What you need to do
What is the number of lines below that hold "JSON"? Answer with that number only.

Provided entries
[Start of section]

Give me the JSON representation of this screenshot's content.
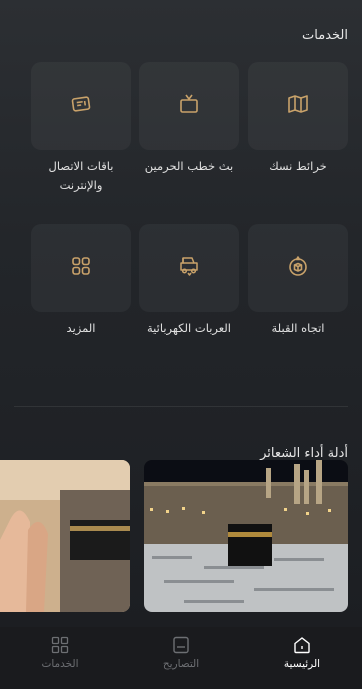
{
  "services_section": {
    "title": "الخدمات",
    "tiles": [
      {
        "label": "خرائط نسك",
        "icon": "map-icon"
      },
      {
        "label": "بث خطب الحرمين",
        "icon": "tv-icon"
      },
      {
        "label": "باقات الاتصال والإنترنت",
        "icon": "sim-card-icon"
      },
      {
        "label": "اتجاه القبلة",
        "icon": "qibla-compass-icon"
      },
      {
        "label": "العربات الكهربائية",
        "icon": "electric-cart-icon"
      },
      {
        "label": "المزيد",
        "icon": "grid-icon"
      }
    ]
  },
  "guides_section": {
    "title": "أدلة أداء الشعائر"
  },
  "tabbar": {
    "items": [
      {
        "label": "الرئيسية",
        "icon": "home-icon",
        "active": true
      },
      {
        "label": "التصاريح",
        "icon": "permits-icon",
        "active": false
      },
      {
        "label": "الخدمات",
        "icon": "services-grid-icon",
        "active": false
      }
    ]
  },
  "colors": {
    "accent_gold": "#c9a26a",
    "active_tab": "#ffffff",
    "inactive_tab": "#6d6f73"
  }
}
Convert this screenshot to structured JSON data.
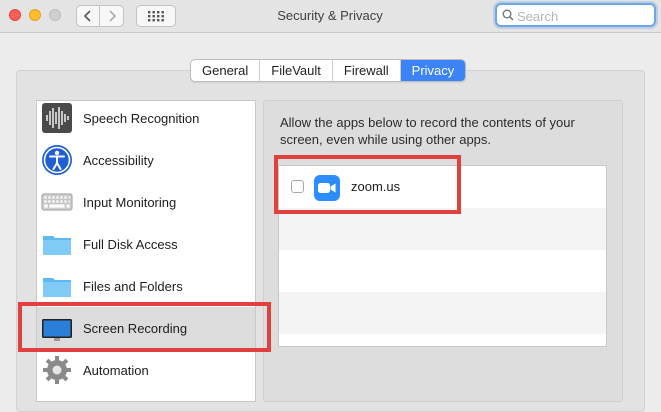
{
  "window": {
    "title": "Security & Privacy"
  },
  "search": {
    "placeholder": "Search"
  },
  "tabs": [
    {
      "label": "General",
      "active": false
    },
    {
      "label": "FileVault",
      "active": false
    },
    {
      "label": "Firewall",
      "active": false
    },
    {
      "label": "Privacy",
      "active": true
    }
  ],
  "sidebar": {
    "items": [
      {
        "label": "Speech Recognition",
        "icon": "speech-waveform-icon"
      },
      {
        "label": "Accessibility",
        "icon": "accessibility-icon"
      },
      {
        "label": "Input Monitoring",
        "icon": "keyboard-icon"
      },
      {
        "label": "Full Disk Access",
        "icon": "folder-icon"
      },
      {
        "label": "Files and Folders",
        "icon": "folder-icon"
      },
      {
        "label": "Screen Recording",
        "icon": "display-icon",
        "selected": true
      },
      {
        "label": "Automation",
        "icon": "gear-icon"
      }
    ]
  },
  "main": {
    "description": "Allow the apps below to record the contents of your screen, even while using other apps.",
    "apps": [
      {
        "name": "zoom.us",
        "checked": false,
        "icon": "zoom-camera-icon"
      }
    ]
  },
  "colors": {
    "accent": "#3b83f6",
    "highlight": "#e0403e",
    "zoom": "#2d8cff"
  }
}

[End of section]

Problem solution
2